Retype the entries below exactly, dropping the images.

[DATA RECORDS Boundary: Start]

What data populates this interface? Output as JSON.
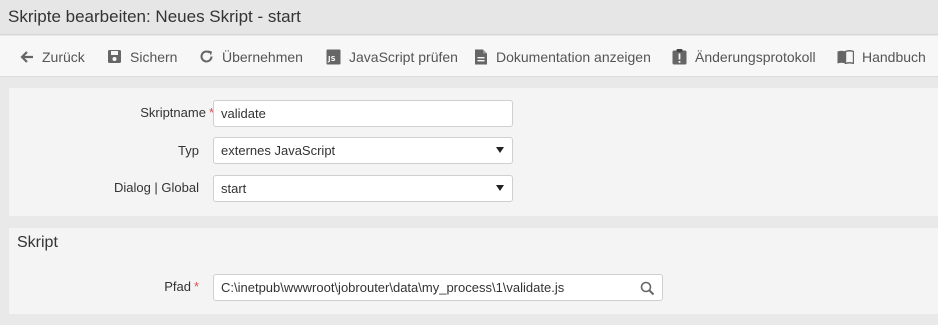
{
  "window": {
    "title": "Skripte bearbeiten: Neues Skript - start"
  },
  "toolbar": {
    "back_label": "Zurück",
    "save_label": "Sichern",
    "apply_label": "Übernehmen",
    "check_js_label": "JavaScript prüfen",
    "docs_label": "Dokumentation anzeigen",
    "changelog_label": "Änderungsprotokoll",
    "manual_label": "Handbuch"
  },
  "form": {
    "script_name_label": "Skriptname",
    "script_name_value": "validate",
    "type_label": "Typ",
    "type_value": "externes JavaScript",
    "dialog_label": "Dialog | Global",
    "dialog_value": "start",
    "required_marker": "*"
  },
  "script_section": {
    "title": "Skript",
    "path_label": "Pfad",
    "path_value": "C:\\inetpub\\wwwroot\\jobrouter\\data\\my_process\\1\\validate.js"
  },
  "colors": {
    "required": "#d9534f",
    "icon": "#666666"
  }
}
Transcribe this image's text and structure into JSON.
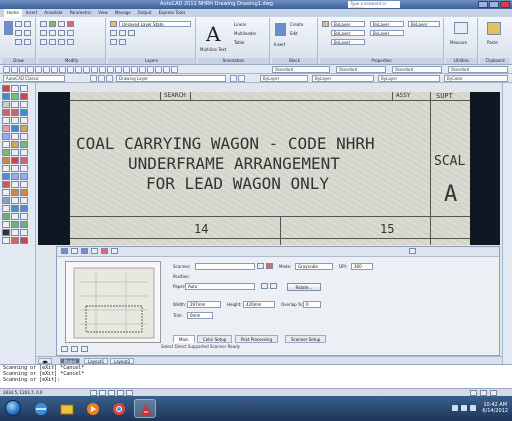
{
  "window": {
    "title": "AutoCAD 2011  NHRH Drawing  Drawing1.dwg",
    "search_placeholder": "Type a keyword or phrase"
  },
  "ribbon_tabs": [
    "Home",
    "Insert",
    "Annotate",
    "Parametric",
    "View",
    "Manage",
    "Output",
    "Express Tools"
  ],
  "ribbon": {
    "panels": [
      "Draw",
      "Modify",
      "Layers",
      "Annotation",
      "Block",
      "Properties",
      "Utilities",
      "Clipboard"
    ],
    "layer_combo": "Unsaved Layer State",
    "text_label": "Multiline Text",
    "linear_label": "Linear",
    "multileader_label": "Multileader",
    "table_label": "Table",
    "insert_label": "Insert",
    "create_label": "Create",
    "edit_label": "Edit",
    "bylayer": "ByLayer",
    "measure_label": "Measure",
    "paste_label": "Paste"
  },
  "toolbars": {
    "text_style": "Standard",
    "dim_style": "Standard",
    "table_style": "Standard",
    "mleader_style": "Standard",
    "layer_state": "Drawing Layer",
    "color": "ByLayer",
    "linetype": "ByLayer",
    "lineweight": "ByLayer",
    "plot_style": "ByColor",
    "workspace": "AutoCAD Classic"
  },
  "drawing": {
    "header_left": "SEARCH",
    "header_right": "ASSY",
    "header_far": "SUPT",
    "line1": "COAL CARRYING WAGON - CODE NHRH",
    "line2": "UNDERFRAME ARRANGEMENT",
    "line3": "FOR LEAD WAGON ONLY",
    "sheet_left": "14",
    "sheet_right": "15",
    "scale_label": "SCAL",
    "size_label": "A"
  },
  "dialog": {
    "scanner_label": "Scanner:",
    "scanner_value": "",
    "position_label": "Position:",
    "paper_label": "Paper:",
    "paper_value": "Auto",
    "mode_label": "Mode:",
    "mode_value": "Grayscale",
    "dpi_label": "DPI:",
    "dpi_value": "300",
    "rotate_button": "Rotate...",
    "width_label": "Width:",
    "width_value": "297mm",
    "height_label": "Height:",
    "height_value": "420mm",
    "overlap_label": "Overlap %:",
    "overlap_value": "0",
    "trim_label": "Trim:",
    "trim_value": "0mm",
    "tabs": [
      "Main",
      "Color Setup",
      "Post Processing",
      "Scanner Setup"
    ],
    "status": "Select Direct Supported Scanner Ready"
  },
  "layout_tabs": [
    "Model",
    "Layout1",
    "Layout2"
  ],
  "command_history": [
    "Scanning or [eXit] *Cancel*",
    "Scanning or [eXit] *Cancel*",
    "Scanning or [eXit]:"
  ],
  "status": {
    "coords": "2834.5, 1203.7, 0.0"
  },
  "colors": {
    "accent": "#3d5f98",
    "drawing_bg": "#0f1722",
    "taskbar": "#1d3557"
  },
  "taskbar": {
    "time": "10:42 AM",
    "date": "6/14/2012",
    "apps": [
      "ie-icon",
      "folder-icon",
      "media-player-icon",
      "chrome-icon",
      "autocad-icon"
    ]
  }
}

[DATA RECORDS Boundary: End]

• **RESPONSE BOX**:
What data populates this interface? Output as JSON.
{
  "window": {
    "title": "Skripte bearbeiten: Neues Skript - start"
  },
  "toolbar": {
    "back_label": "Zurück",
    "save_label": "Sichern",
    "apply_label": "Übernehmen",
    "check_js_label": "JavaScript prüfen",
    "docs_label": "Dokumentation anzeigen",
    "changelog_label": "Änderungsprotokoll",
    "manual_label": "Handbuch"
  },
  "form": {
    "script_name_label": "Skriptname",
    "script_name_value": "validate",
    "type_label": "Typ",
    "type_value": "externes JavaScript",
    "dialog_label": "Dialog | Global",
    "dialog_value": "start",
    "required_marker": "*"
  },
  "script_section": {
    "title": "Skript",
    "path_label": "Pfad",
    "path_value": "C:\\inetpub\\wwwroot\\jobrouter\\data\\my_process\\1\\validate.js"
  },
  "colors": {
    "required": "#d9534f",
    "icon": "#666666"
  }
}
Transcribe this image's text and structure into JSON.
{
  "window": {
    "title": "AutoCAD 2011  NHRH Drawing  Drawing1.dwg",
    "search_placeholder": "Type a keyword or phrase"
  },
  "ribbon_tabs": [
    "Home",
    "Insert",
    "Annotate",
    "Parametric",
    "View",
    "Manage",
    "Output",
    "Express Tools"
  ],
  "ribbon": {
    "panels": [
      "Draw",
      "Modify",
      "Layers",
      "Annotation",
      "Block",
      "Properties",
      "Utilities",
      "Clipboard"
    ],
    "layer_combo": "Unsaved Layer State",
    "text_label": "Multiline Text",
    "linear_label": "Linear",
    "multileader_label": "Multileader",
    "table_label": "Table",
    "insert_label": "Insert",
    "create_label": "Create",
    "edit_label": "Edit",
    "bylayer": "ByLayer",
    "measure_label": "Measure",
    "paste_label": "Paste"
  },
  "toolbars": {
    "text_style": "Standard",
    "dim_style": "Standard",
    "table_style": "Standard",
    "mleader_style": "Standard",
    "layer_state": "Drawing Layer",
    "color": "ByLayer",
    "linetype": "ByLayer",
    "lineweight": "ByLayer",
    "plot_style": "ByColor",
    "workspace": "AutoCAD Classic"
  },
  "drawing": {
    "header_left": "SEARCH",
    "header_right": "ASSY",
    "header_far": "SUPT",
    "line1": "COAL CARRYING WAGON - CODE NHRH",
    "line2": "UNDERFRAME ARRANGEMENT",
    "line3": "FOR LEAD WAGON ONLY",
    "sheet_left": "14",
    "sheet_right": "15",
    "scale_label": "SCAL",
    "size_label": "A"
  },
  "dialog": {
    "scanner_label": "Scanner:",
    "scanner_value": "",
    "position_label": "Position:",
    "paper_label": "Paper:",
    "paper_value": "Auto",
    "mode_label": "Mode:",
    "mode_value": "Grayscale",
    "dpi_label": "DPI:",
    "dpi_value": "300",
    "rotate_button": "Rotate...",
    "width_label": "Width:",
    "width_value": "297mm",
    "height_label": "Height:",
    "height_value": "420mm",
    "overlap_label": "Overlap %:",
    "overlap_value": "0",
    "trim_label": "Trim:",
    "trim_value": "0mm",
    "tabs": [
      "Main",
      "Color Setup",
      "Post Processing",
      "Scanner Setup"
    ],
    "status": "Select Direct Supported Scanner Ready"
  },
  "layout_tabs": [
    "Model",
    "Layout1",
    "Layout2"
  ],
  "command_history": [
    "Scanning or [eXit] *Cancel*",
    "Scanning or [eXit] *Cancel*",
    "Scanning or [eXit]:"
  ],
  "status": {
    "coords": "2834.5, 1203.7, 0.0"
  },
  "colors": {
    "accent": "#3d5f98",
    "drawing_bg": "#0f1722",
    "taskbar": "#1d3557"
  },
  "taskbar": {
    "time": "10:42 AM",
    "date": "6/14/2012",
    "apps": [
      "ie-icon",
      "folder-icon",
      "media-player-icon",
      "chrome-icon",
      "autocad-icon"
    ]
  }
}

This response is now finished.